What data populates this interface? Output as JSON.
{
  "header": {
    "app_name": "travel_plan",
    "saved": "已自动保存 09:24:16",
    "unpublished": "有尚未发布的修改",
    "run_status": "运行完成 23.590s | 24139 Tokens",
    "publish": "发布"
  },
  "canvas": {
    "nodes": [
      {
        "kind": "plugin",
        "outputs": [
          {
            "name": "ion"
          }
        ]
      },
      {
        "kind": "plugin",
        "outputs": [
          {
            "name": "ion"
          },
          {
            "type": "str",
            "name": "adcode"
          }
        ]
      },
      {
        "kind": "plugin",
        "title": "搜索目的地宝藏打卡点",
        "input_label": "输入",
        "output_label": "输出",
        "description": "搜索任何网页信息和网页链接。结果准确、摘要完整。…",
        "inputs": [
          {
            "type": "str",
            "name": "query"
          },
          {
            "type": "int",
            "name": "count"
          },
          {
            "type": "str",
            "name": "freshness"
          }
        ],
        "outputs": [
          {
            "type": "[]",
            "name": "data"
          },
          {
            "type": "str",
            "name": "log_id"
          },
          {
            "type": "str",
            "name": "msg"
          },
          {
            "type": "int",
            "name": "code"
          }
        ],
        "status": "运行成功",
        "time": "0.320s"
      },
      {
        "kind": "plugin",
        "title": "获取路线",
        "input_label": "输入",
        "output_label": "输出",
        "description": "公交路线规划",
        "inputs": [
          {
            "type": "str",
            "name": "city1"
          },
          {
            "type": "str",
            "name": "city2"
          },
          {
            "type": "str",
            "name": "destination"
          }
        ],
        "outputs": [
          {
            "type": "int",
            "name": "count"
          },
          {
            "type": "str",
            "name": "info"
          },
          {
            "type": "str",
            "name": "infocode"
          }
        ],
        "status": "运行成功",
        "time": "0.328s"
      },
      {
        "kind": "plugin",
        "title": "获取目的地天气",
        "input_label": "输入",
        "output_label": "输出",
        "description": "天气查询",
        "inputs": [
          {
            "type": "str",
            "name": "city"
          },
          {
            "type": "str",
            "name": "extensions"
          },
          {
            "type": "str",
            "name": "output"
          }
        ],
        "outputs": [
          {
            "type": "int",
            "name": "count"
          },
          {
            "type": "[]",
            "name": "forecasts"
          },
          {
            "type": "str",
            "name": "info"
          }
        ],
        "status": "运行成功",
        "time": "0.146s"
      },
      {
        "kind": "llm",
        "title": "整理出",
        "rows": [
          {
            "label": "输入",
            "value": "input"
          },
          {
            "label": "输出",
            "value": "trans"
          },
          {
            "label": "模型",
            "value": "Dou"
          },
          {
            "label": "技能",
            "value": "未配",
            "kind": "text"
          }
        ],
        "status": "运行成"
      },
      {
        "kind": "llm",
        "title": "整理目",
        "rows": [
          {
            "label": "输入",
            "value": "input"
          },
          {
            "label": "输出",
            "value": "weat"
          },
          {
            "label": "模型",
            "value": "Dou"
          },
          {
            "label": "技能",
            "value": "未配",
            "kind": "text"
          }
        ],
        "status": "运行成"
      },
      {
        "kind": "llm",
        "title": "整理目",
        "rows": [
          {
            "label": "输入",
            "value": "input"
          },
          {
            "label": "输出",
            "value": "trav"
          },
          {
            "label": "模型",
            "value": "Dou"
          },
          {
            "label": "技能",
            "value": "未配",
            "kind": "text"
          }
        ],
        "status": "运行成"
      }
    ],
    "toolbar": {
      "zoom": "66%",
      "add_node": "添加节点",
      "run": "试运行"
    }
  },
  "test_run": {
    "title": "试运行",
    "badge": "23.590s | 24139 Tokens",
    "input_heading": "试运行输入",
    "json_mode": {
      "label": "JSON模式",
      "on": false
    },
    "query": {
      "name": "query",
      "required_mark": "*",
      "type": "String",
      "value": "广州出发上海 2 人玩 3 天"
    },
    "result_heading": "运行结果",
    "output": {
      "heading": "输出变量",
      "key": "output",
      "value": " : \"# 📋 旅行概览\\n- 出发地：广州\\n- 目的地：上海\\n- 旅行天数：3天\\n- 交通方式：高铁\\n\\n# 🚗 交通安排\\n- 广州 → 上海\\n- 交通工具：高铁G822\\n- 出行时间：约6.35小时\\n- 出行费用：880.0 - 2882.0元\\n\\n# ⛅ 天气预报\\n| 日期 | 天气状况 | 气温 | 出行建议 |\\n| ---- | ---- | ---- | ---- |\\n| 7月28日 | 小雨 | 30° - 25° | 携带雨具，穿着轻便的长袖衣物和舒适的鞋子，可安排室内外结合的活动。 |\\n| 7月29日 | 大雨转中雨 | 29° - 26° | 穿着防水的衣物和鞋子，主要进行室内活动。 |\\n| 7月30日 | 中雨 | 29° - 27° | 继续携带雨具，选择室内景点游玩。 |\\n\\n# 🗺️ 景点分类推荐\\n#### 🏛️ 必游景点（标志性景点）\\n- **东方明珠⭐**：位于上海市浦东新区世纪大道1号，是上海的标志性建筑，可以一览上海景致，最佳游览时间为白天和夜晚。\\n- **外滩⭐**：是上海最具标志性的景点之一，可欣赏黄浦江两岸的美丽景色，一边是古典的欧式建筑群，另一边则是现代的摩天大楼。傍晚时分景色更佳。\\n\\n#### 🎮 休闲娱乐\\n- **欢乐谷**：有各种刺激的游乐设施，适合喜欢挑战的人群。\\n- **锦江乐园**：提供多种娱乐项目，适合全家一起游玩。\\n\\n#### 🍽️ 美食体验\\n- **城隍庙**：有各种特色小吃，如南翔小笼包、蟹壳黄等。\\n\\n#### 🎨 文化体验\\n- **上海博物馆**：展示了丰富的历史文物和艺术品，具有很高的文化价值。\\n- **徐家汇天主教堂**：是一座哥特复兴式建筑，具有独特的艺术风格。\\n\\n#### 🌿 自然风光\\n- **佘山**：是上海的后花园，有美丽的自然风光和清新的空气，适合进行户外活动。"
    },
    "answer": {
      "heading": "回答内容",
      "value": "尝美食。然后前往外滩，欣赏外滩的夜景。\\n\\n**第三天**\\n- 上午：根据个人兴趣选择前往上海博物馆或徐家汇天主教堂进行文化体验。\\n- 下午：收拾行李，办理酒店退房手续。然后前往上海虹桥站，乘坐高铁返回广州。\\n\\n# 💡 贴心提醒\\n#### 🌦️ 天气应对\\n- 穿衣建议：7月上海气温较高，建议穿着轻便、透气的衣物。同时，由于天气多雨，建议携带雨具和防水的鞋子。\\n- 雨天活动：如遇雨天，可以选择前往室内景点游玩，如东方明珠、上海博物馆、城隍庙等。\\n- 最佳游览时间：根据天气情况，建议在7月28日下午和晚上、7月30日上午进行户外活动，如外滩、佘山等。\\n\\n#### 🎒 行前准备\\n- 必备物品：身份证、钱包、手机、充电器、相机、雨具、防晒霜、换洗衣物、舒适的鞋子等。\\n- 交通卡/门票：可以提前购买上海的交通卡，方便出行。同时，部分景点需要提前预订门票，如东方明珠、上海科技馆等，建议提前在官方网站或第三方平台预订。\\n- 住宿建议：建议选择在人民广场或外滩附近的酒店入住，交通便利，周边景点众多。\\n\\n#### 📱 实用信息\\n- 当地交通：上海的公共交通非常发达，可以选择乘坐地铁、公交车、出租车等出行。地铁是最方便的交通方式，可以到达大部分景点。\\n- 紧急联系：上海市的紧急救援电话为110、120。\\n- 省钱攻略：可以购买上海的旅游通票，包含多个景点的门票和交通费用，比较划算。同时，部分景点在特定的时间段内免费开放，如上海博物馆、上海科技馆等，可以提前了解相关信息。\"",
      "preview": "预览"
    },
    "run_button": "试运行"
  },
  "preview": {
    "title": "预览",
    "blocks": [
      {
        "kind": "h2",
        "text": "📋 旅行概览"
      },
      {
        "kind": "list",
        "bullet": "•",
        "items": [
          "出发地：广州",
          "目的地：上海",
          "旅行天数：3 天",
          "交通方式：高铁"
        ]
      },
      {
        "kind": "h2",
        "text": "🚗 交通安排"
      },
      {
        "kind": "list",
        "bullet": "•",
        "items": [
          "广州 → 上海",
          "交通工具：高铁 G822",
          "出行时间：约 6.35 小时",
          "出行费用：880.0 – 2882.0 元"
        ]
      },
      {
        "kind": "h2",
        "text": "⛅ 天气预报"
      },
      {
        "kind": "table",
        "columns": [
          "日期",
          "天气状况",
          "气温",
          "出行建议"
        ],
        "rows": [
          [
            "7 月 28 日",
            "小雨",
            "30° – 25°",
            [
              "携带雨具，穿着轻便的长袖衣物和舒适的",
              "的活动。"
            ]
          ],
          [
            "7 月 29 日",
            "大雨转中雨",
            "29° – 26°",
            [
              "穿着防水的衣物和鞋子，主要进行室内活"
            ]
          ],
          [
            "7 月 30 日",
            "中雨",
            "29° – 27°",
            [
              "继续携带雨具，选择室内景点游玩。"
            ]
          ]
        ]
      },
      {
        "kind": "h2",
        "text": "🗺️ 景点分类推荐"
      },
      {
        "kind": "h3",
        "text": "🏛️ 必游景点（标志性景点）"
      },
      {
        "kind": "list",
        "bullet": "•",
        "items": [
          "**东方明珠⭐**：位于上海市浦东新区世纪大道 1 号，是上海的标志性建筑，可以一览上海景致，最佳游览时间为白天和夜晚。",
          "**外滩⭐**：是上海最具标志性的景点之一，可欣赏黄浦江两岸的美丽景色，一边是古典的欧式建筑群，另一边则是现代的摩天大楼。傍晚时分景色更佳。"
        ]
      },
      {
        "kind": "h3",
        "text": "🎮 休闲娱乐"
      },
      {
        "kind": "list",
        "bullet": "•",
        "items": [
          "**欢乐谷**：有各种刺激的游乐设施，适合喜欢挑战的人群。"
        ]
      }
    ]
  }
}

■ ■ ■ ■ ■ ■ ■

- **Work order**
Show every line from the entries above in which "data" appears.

- **Task answer**
What data populates this interface? Output as JSON.
            "name": "data"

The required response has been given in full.